“Since sex workers are members of our communities, it is necessary to include them in plans for the development of society. In this situation, we should ask the government and non-governmental organizations for assistance in granting sex workers access to important resources and education, such as post-secondary education. Talents and skills have the power to alter the type of life and lifestyle that sex workers lead to making a living,” reiterated Sang.
Eldoret town has over 10,000 commercial sex workers, both male and female with only 2800 registered members of Eldoret Sex Workers Alliance, ESWA.
The church, as a societal extension, has for the longest time been part of creating and maintaining the stigma associated with sex workers. The religious doctrines that have placed a strong emphasis on chastity and purity tend to frame sex work as sinful with sermons and teachings perpetuating social norms that dehumanize sex workers.

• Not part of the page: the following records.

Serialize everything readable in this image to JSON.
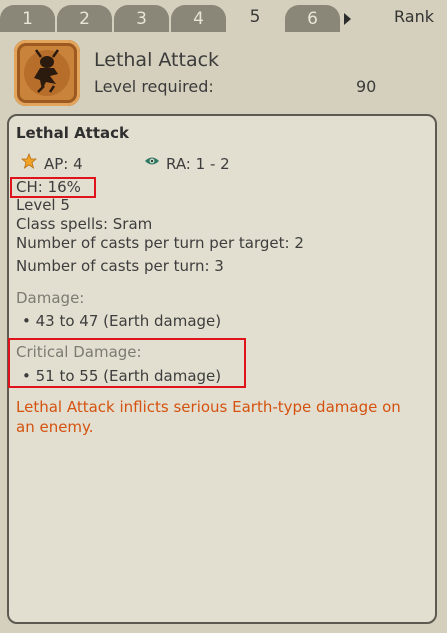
{
  "tabs": [
    {
      "label": "1",
      "active": false
    },
    {
      "label": "2",
      "active": false
    },
    {
      "label": "3",
      "active": false
    },
    {
      "label": "4",
      "active": false
    },
    {
      "label": "5",
      "active": true
    },
    {
      "label": "6",
      "active": false
    }
  ],
  "tab_nav": {
    "arrow_icon": "triangle-right-icon",
    "rank_label": "Rank"
  },
  "header": {
    "icon": "lethal-attack-spell-icon",
    "spell_name": "Lethal Attack",
    "level_required_label": "Level required:",
    "level_required_value": "90"
  },
  "details": {
    "title": "Lethal Attack",
    "ap": "AP: 4",
    "ra": "RA: 1 - 2",
    "ch": "CH: 16%",
    "level": "Level 5",
    "class_spells": "Class spells: Sram",
    "casts_per_target": "Number of casts per turn per target: 2",
    "casts_per_turn": "Number of casts per turn: 3",
    "damage_label": "Damage:",
    "damage_value": "• 43 to 47 (Earth damage)",
    "critical_label": "Critical Damage:",
    "critical_value": "• 51 to 55 (Earth damage)",
    "description": "Lethal Attack inflicts serious Earth-type damage on an enemy."
  },
  "colors": {
    "highlight_border": "#e0131d",
    "description_text": "#d4520f",
    "tab_inactive": "#8a8779",
    "background": "#d5d0bd"
  }
}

In the context of sex work, the phrase “It takes two to tango” is significant as it conveys the intricate relationships that take place within this industry. This statement recognizes the mutually beneficial engagement between sex workers and their clients in the intricate transaction and shared experience that takes place in the domains of intimacy and business. It is a reflection of the shared responsibility between the service providers and their customers.
If society only acknowledged the unique challenges that sex workers face when attempting to further their education, collaborated to create all-encompassing regulations and support initiatives, and addressed the unfavorable perceptions associated with this profession, a haven where those involved in prostitution feel free to pursue their academic objectives without fear of discrimination or bias would be created.
Our objective is to work toward a time when no one is subjected to prejudice or neglect because of their occupation. We must see education as a powerful instrument that may demolish societal prejudices. Let’s close the gap and guarantee that sex workers have access to education so they may benefit from its transforming power as well